The Surprising Rise Of The Human Executive
Over the last 10 years we have seen a dramatic rise in the more human side of our executives. This has not been caused by our leadership suddenly joining support groups, seeking counseling, or - as HBO's comedy Silicon Valley would have you believe - going on a drug fueled vision quest. Our executive class has become more human because the markets and the customers have demanded it.
It used to be that "Being an executive meant never having to say you are sorry." Unless it was the refuge of last resort, our executives and leaders never apologized, and certainly unless it was part of a well orchestrated strategy. Aaron Lazare's On Apologyis a few years old now, but does an adept job at identifying the signal shift in the apology, especially from leaders (the insights on the cultural nuances of the apology are fascinating, by the way)
There has been plenty written about what constitutes a successful apology (vs. the vacuous ones we tend to get, like "I am sorry if you misunderstood me."). What many leaders are becoming skilled at is the ownership behind the apology. The good apologies tend to have 4 aspects: we listened, we acknowledge, we have learned, and we are rectifying.
Don't Be Afraid To Laugh
It certainly was not de rigueur for prior leaders to show their funny side - at least not publicly. Whether this was from some pietistic code of conduct taught in some fraternal order of the CEO, or it was a personality trait inherent in those who aspired to be leaders, few of them ever laughed. Fewer still used humor as a lever of conversation. Rare was the person who laughed at themselves.
This is all changing as leaders are showing their lighter side as often as possible. Twitter's Dick Costolo is particularly crafty with humor, as his commencement at the University of Michigan (hashtag Go Blue!) shows some CEO playfulness. Even in serious settings like earnings calls, executives are using wit to showcase both their personality and even deliver some underpinnings of a message.
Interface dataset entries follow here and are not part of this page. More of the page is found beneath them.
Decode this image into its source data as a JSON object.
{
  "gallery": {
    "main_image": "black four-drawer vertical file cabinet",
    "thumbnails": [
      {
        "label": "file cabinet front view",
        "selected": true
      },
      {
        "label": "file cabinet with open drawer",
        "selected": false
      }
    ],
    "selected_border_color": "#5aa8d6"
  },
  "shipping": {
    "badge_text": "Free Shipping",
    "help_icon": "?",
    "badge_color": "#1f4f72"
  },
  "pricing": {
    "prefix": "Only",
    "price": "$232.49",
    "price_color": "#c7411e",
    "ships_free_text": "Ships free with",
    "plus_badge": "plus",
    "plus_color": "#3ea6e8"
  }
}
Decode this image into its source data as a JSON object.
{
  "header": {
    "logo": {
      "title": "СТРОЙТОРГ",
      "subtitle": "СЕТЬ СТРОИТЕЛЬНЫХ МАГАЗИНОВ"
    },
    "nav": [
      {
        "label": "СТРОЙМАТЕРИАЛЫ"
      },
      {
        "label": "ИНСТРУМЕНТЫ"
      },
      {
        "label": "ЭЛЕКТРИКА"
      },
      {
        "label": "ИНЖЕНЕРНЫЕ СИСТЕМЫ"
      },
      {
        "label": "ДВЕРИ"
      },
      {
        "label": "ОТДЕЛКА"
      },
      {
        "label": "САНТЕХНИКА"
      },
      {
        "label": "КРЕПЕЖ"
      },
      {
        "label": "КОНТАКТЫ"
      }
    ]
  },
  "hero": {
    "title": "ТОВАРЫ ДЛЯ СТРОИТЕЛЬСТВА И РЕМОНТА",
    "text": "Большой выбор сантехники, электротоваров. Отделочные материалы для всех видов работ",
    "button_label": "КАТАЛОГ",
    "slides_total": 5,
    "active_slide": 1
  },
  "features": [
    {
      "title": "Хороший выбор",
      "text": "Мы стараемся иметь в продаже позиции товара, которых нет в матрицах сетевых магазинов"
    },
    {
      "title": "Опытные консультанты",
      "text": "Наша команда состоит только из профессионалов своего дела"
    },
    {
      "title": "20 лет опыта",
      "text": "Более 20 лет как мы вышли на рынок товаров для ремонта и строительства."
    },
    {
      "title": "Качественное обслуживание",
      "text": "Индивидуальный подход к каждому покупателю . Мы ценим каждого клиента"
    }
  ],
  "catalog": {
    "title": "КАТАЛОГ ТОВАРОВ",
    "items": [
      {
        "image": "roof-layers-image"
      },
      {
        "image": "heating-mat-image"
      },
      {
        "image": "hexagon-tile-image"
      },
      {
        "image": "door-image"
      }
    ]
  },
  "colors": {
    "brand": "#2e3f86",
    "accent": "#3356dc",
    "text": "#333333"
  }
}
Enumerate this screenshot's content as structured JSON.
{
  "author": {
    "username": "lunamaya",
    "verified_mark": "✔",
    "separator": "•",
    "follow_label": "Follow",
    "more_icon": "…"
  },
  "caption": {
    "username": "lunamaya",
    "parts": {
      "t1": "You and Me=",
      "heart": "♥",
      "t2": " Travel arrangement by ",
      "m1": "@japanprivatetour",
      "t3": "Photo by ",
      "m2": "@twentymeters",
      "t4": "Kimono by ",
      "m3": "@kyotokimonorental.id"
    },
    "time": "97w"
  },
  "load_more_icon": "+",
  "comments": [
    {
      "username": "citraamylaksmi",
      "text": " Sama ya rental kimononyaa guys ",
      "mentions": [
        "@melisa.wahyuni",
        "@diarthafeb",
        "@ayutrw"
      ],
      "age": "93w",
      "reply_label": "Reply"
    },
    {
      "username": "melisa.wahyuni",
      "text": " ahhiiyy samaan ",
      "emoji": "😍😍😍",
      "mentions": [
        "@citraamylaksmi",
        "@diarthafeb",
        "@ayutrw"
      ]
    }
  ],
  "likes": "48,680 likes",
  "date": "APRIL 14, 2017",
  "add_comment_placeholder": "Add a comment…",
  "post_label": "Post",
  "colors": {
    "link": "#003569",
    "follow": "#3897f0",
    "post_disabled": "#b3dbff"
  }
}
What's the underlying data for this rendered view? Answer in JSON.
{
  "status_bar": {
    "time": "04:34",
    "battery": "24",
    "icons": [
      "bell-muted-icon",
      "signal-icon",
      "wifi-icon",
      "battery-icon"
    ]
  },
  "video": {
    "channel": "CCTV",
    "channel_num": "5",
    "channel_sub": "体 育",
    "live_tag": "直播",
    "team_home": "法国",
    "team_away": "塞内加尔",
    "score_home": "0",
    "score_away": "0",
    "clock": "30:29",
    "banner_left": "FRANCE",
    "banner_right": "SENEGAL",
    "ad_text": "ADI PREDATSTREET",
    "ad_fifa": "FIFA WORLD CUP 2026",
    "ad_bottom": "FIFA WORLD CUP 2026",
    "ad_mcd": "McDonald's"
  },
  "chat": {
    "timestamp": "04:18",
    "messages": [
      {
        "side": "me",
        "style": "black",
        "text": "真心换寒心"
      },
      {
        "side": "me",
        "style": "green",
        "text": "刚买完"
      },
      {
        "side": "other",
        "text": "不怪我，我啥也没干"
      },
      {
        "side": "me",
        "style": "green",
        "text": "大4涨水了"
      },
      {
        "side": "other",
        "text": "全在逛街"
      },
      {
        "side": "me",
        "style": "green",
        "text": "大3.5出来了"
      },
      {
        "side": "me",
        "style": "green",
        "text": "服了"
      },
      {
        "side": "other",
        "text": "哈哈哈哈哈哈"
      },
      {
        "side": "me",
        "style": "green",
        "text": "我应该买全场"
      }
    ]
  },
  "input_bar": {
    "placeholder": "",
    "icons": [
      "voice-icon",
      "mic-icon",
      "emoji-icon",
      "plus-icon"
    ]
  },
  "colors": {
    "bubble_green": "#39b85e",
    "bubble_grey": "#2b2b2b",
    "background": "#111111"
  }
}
Don't Be Afraid To Say 'I Don't Know'
J. Crew's Mickey Drexler is both control freak and visionary. He sweats the details. He is . . . unusual, in his own unique way. He is also known to say "I don't know" when asked a question he does not know. Less confident leaders would try to BS their way out of a question. Cisco CMO Blair Christie has confidently and repeatedly stated she can't possibly know all the answers.
Even a $117B company like Cisco's leaders wont have all the answers. What is important is acknowledging it, and defining the action you will take through that uncertainty.
Corporate Social Responsibility (CSR) Becomes Pro-Social
CSR used to be a whitewash for companies to soften criticisms over profits. It was a great corporate way of saying "but look at the good we can accomplish." However, leaders are taking the idea of CSR and evolving it into pro-social behavior; namely, how can we all benefit from our giving back. This goes beyond "giving for the sake of giving," but organizations smartly taking a stance on some issue and truly believing in ways to address.
This is particularly astute for organizations courting Millennials. The newest generation to enter the workforce is keen to work in organizations that align with their societal values, many going so far as to say they will leave a company when they no longer align. Put another way, their impact on society is larger than any other factor for staying with an organization.
The recession had an interesting impact on corporate giving where a vast majority saw their contributions stay steady even during the worst years of the downturn since 2008. When companies were tightening their belts in every other area of business, corporate giving and pro-social behavior at least stayed flat.
Leaders have become more outspoken about the society problem they wish to solve and have found unique ways to solve those problems. No longer just about giving, it is the idea that their organization has some ability to resolve an issue, and this community impact benefits all.
The stoic, can-do-no-wrong executive still exists in the wild. There are plenty of examples and perhaps you work for one. But, there is a new breed of exec who aspires to something greater by being uniquely human.